No adult child should have to spend their rent money bailing their mother out of jail for shoplifting. That doesn’t mean it doesn’t happen, and I could never dictate how anyone else feels about situations they find themselves in, but I know when I had to come to my mother’s rescue at times or pay for property damage or talk someone else out of pressing charges against her, I often mentally hopscotched over that fact, out of pure survival.
It wasn’t fair.
If I had stopped and thought that thought, I might have focused on myself a little more and saved my mother a little less. I also might have collapsed in a heap of self-pity; who knows? What I do know is that I was handling a lion’s share of adult responsibilities when I should have had only an adolescent portion, and it wasn’t fair. I just charged ahead, doubling down on the cards I was dealt, and I’m repairing that damage decades later.

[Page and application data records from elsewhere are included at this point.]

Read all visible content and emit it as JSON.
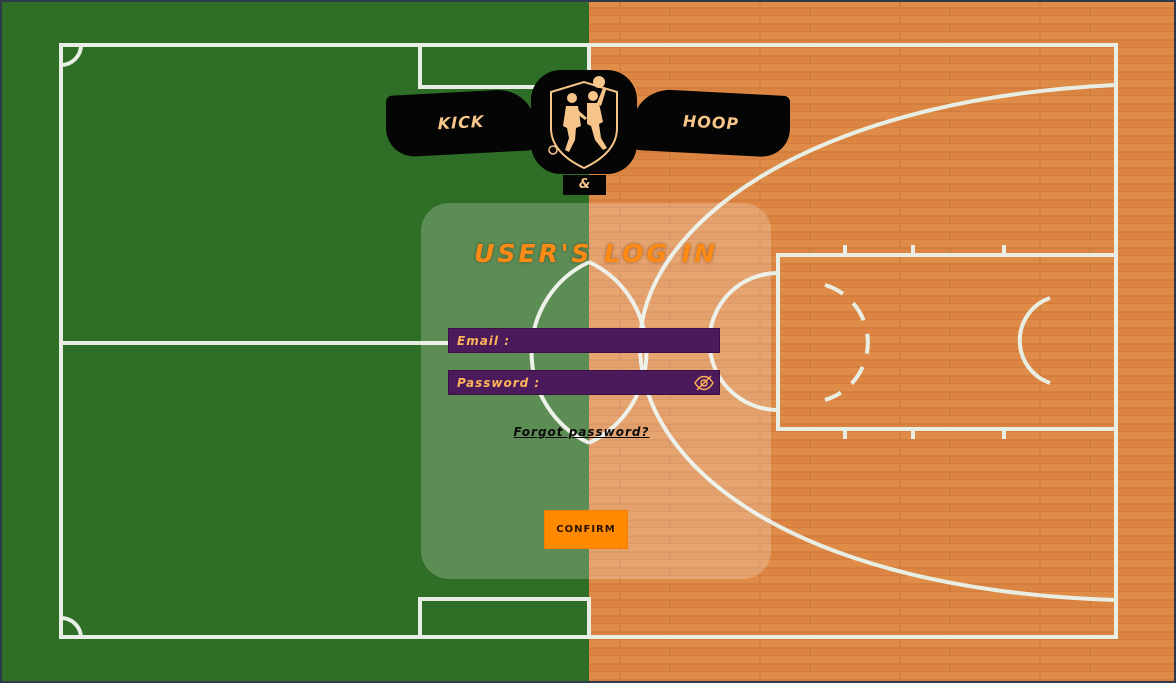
{
  "logo": {
    "left_text": "KICK",
    "right_text": "HOOP",
    "ampersand": "&",
    "emblem_icon": "soccer-basketball-players-icon"
  },
  "login": {
    "title": "USER'S LOG IN",
    "email": {
      "label": "Email :",
      "value": ""
    },
    "password": {
      "label": "Password :",
      "value": "",
      "toggle_icon": "eye-slash-icon"
    },
    "forgot_link": "Forgot password?",
    "confirm_label": "CONFIRM"
  },
  "colors": {
    "grass": "#2f6e26",
    "wood": "#d9803f",
    "accent": "#ff8a14",
    "field_bg": "#4a1a5a",
    "label": "#ffb35a",
    "logo_gold": "#f7c58a"
  }
}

I was not emotionally equipped at the time to acknowledge the absence of fairness and still do what I had to do to take care of my mother, my brother, and myself; to see the truth in the situation but not give in to it.
So I told myself it didn’t matter. It doesn’t matter what should be, here is what is. Deal with it.
That phrase, "deal with it," is often spat out in a pejorative tone, particularly in the realm of negative self-talk. I've never experienced it as gentle or encouraging, as in "[you can] deal with it" or "[you're strong enough to] deal with it" or "[it sucks that you have to] deal with it [and it's OK to feel that]."
OK, maybe that's a bit much to project onto those three words, but those are things I know I wish I had heard growing up, and that I hope Mariah Lynn can truly feel. However scripted, or at least enhanced, the particular "reality" of this show may be, what I saw was a young woman taking care of her mother in ways that she should not have had to.
However compromised the gravity of the circumstances might have been by the jittery gesticulating that has become the signature of such shows' "confessional" scenes, (which have grown increasingly obvious in their unnaturally coached manner), when Mariah Lynn said that she shouldn’t have to mother her own mother, it hit me in my gut.
This is not, by the way, the sometimes downright heroic caregiving by an adult child for a parent with only medical or clinical illness, or permanent and terminal conditions. And because life is more nuanced than strictly either/or, clinical diagnoses and poor choices can sometimes overlap and intertwine.
But for the adult children who find themselves posting bail for their mother, or not (which is an option as well), you shouldn’t have to parent your parent. Especially if they didn’t parent you when they were supposed to.
It’s up to you how you respond in each situation, but it’s OK to pause and acknowledge how indisputably you shouldn’t have to. It might even help you deal with it.